Since 2010, more than 18,000 residents have moved to League City, according to the U.S. Census Bureau. It is one of the fastest growing cities in the nation.
The proposed plan will need residential opinions so that it can be upgraded and enhanced, Coughlin said.
“We want everyone to attend the meetings,” she said. “There’s no waiting list and people will come in and will be able to have a two-way dialogue. Just to be able to receive feedback on people’s concerns is the best part when we are able to get solutions from our stakeholders.”
The feedback collected at these series of meetings will be used in the development of the proposed plan, Mandapaka said.
“The next phase will include identifying transportation priorities and needs, developing performance measures for the plan and identifying the investment priorities,” he said. “This process will take about a year to develop the draft plan.”
County commissioners on Monday will consider giving the go-ahead to a long-awaited project to add lights to a baseball field at Bolivar Peninsula’s Gregory Park.
Commissioners will vote on awarding contracts to two companies — Crescent Electrical and C.F. McDonald Electric — to complete $113,880 in work at the park, according to documents provided in this week’s court agenda.
The work will include the installation of lights at the field, as well as fencing around the entire field and dugout. The companies will install six poles that will hold a total of 28 1,000-watt fights to shine down on the field, according to county documents.
The county put the project out to bid in February, but the work has been contemplated for a long time, said Galveston County Precinct 1 Commissioner Darrel Apffel, whose precinct includes the peninsula.
The project is funded by Federal Emergency Management Agency grants awarded to the county after Hurricane Ike in 2008, Apffel said. It has taken some time for the county to get project work sheets for the field approved, Apffel said.
The 15-acre Gregory Park was damaged by Hurricane Ike, and was not fully restored immediately after the storm. The county broke ground on new multipurpose ball fields at the park in 2012, but it has taken years for funding for the lights and fencing project to be approved, and there is currently little that resembles a baseball diamond at the site.

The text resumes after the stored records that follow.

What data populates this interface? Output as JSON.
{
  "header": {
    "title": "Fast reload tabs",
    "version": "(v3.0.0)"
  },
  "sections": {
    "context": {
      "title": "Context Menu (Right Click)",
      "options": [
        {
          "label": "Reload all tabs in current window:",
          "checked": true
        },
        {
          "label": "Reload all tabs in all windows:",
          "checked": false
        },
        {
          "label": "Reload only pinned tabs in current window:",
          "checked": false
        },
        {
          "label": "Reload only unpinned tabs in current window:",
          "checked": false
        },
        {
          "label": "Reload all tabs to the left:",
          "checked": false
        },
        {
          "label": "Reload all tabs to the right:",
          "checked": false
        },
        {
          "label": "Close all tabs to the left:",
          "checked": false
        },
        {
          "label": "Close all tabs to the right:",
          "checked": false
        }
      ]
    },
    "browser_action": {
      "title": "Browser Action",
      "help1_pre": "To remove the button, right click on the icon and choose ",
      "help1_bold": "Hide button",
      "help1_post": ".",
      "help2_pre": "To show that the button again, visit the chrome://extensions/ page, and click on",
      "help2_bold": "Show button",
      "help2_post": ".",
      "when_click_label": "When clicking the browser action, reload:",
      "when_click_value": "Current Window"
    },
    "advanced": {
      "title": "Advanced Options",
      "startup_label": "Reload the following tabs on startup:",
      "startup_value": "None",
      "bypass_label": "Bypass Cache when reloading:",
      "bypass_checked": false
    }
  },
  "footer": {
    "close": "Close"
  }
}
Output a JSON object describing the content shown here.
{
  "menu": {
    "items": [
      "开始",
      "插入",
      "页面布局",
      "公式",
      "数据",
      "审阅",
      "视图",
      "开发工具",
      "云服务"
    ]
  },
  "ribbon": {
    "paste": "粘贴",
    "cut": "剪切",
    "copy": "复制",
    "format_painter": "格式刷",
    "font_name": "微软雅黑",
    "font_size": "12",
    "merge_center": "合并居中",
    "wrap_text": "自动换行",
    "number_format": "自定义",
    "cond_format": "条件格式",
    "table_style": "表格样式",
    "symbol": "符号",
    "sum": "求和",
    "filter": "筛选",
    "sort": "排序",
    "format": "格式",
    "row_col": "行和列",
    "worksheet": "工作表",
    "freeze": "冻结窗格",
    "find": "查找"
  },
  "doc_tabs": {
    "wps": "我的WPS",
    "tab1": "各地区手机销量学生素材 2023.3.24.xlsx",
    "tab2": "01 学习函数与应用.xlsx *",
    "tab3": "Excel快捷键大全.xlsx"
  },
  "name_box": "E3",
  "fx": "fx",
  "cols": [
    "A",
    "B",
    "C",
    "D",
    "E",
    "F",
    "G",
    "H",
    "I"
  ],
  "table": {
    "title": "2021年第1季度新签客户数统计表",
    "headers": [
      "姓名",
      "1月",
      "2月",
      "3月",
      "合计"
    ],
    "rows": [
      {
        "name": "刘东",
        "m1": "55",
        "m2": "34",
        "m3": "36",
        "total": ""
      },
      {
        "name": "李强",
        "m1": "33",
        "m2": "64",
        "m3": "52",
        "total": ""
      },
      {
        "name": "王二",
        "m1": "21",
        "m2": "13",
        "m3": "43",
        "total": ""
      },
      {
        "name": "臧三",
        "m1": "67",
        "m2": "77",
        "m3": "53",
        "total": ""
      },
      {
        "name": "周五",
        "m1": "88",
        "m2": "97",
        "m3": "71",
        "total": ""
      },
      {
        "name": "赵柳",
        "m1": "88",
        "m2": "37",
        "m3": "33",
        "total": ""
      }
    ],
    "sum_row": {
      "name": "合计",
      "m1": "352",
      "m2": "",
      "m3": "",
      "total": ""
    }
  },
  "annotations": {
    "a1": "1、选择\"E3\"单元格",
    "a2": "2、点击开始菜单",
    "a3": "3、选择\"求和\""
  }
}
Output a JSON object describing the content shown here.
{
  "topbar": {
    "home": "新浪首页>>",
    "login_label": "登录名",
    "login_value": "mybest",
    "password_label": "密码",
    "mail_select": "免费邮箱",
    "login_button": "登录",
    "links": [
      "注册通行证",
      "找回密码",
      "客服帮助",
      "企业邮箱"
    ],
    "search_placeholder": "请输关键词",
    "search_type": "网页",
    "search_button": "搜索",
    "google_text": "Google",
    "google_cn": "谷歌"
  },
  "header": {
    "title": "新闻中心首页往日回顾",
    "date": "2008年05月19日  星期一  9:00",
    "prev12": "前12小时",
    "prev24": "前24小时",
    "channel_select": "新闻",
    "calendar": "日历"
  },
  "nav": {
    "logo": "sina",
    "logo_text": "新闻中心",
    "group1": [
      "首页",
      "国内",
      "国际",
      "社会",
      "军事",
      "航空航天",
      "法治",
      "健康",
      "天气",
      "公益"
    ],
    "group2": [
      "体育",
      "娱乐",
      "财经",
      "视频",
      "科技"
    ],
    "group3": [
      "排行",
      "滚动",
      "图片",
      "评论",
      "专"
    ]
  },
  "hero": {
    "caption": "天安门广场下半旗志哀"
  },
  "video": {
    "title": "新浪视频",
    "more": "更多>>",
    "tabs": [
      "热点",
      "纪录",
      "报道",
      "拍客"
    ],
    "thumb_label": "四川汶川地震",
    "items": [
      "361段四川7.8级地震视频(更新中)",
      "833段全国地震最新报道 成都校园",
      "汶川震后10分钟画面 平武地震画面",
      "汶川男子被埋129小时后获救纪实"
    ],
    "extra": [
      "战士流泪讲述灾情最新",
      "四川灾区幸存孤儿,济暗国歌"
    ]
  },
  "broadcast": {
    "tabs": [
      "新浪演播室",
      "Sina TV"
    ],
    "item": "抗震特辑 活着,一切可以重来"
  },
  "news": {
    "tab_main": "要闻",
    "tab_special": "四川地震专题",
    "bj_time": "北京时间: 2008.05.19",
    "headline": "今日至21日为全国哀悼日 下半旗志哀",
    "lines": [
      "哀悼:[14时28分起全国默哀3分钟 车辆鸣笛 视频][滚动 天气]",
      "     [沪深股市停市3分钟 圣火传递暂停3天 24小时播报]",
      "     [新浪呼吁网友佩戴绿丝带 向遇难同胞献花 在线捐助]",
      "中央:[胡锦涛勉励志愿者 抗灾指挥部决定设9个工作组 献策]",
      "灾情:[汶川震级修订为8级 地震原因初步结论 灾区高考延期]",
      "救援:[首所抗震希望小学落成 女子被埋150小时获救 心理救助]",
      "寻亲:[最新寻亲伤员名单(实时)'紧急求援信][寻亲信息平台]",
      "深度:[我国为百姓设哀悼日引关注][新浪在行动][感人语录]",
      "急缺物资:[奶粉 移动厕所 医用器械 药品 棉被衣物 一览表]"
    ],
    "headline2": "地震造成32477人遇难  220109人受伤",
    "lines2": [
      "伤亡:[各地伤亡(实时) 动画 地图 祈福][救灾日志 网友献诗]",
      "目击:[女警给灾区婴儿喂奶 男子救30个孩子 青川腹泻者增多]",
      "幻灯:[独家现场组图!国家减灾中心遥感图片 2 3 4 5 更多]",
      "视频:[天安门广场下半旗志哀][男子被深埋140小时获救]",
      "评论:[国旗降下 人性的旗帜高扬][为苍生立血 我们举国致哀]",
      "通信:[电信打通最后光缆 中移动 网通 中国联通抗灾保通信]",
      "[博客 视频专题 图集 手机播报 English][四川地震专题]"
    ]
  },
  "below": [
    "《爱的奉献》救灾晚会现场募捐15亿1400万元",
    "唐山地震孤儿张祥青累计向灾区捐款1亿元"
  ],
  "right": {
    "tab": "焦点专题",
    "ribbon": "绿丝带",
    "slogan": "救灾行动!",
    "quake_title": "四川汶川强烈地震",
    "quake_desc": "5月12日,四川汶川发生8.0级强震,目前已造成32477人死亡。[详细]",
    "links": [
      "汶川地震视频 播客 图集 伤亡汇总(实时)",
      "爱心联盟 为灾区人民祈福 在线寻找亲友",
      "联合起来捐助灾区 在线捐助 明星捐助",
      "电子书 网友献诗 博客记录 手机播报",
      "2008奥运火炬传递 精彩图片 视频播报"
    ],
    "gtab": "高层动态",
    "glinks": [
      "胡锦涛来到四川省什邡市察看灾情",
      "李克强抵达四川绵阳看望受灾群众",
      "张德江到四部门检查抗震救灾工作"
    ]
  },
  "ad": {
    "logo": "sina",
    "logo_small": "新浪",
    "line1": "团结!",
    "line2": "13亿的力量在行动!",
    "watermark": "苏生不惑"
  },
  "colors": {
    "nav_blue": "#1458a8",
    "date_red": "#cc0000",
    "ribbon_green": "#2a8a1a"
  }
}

If the funding for the lighting is approved, Gregory Park would be the second ball field built back on the peninsula in two years. Last year, a private nonprofit group paid for the construction of a new filed in the Port Bolivar community.
“It’s a great, great victory and a cause for celebration for the children of the peninsula,” Apffel said.
He expected there to be some sort of event at the field when the lighting project is completed.
If approved, the lighting project is expected to be completed some time this summer, Apffel said.
Though nearly 10 years have passed since Hurricane Ike devastated Bolivar Peninsula and other parts of Galveston County, local governments are still working to complete recovery projects from that disaster. Officials often blame red tape for reasons for delays in funding. Apffel said Galveston County’s list was nearly done and that county officials have started to plan for projects funded through Hurricane Harvey-related grants.
“We’re down to the last few little things,” he said.
Commissioners are scheduled to meet at 9:30 a.m. today.